"She kept asking me what have you done? I didn't know what she was talking about. And then she said, you took some pornographic magazines and I said 'I haven't at all.' So she beat me again for 10 minutes.
"I was covered in blood and she told me to get dressed again and go back to school. After about an hour it was, I went back to school. And Heather had been sent home for having these magazines and she thought it was me. She thought it was me.
"But, when she found out it was Heather, all she said to Heather was 'Don't worry about it, Steve took the beating.' And that was mum all over."
Stephen West was sentenced to nine months in prison in 2002 for having sex with an underage girl.
In 1994, Howard, who was working for the Sunday and Daily Mirror at the time, received a tip-off call which pulled him into the case. As the case began to unravel, the reporter recorded his investigations, interviews and reflections on analogue cassette tape.
The recordings include interviews with family members of Fred and Rose West, those who knew the victims, and lodgers at 25 Cromwell Street, such as Gill.
It is these never before heard tapes that he's sharing with the world in the true crime podcast, restored and digitally enhanced for the first time.
The couple were arrested in February 1994 after police found human remains and signs of torture at their home. When questioned by police, Fred admitted to killing at least thirty people, and Rose denied having any involvement.
While on remand, Fred killed himself and Rose went to trial, eventually being sentenced to life in prison.
The podcast is available now on all major podcast providers for 12 weeks, starting from Tuesday 10th September.
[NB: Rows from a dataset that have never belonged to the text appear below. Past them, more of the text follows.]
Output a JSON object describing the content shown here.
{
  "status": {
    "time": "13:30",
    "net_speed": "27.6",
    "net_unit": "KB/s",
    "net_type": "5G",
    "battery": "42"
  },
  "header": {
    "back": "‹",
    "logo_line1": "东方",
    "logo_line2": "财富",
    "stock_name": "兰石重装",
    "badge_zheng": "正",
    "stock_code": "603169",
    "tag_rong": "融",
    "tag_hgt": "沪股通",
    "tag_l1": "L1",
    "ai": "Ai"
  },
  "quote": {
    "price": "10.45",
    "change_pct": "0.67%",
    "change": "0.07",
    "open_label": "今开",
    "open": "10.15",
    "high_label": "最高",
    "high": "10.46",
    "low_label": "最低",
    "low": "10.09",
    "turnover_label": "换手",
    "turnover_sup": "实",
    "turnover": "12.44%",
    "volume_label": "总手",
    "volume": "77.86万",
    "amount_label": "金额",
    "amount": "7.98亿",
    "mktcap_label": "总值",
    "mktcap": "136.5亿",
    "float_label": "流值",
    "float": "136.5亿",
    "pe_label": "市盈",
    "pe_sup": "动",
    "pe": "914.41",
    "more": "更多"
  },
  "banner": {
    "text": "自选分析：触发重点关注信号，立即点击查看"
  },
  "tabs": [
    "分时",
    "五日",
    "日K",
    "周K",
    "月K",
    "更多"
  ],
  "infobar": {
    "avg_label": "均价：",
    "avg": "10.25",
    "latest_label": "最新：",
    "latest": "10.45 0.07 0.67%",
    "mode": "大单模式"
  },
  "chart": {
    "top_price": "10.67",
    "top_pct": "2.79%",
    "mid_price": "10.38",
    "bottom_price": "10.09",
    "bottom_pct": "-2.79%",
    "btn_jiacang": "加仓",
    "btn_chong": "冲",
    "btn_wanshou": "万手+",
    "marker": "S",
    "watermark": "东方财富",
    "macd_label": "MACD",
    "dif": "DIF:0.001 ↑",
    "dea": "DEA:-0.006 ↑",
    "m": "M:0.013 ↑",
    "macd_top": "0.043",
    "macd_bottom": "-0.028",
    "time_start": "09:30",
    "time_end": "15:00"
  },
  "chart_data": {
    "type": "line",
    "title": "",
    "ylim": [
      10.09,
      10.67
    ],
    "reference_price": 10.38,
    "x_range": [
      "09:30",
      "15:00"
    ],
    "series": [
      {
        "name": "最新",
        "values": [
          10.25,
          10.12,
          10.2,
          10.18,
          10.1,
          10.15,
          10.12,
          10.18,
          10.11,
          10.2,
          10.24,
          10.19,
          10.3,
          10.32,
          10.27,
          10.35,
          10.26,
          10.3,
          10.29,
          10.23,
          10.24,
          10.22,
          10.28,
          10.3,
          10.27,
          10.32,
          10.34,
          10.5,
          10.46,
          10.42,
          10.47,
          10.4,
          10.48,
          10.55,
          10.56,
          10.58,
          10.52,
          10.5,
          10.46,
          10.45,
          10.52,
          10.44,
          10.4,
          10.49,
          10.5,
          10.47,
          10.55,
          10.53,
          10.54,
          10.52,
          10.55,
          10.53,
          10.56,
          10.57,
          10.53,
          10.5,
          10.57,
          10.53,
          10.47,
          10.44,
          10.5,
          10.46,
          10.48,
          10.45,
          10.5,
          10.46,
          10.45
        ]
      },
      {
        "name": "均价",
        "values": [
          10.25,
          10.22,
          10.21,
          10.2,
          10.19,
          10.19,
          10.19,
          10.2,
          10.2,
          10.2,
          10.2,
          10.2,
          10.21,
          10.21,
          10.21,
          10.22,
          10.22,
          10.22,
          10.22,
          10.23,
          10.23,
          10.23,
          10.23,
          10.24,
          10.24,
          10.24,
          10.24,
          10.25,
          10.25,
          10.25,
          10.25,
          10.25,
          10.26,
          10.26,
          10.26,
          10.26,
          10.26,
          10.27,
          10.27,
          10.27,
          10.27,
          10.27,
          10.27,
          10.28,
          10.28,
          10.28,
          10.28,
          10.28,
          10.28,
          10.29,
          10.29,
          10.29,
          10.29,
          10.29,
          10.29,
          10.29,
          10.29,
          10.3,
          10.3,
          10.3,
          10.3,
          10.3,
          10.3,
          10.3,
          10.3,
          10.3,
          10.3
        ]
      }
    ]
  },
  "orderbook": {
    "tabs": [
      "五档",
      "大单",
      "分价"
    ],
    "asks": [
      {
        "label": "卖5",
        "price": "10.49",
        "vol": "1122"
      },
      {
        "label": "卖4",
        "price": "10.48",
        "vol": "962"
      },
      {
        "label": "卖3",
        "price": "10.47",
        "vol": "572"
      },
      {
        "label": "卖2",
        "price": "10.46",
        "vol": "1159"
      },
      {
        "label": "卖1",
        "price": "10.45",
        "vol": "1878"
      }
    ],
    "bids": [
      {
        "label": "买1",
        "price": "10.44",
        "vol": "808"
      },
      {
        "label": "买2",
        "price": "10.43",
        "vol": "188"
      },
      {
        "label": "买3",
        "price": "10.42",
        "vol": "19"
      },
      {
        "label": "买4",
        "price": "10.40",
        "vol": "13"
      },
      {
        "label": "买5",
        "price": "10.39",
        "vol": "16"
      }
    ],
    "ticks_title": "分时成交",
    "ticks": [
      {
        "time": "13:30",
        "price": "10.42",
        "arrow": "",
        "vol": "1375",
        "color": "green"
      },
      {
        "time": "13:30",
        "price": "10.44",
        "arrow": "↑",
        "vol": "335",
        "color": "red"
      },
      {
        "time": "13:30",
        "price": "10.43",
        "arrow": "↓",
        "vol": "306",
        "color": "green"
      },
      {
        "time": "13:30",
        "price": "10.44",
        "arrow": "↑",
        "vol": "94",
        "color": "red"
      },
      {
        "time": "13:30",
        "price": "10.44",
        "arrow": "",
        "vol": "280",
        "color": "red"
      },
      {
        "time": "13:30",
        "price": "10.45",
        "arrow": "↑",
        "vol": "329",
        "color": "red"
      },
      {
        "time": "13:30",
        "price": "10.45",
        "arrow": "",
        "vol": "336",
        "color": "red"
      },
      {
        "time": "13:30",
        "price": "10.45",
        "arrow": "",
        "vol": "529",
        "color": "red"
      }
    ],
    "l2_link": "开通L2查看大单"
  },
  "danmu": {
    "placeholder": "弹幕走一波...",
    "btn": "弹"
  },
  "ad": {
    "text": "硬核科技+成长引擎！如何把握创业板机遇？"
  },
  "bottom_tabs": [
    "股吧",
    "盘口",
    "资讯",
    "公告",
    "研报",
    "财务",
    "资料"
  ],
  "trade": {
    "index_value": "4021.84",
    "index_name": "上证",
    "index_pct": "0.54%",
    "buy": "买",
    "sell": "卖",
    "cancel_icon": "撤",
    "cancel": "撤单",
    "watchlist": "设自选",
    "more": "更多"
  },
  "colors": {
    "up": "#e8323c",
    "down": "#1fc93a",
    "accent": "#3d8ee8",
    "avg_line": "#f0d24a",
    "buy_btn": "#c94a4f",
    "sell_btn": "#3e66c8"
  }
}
It sounds like its going to be some pretty heavy listening...
Featured Image Credit: PA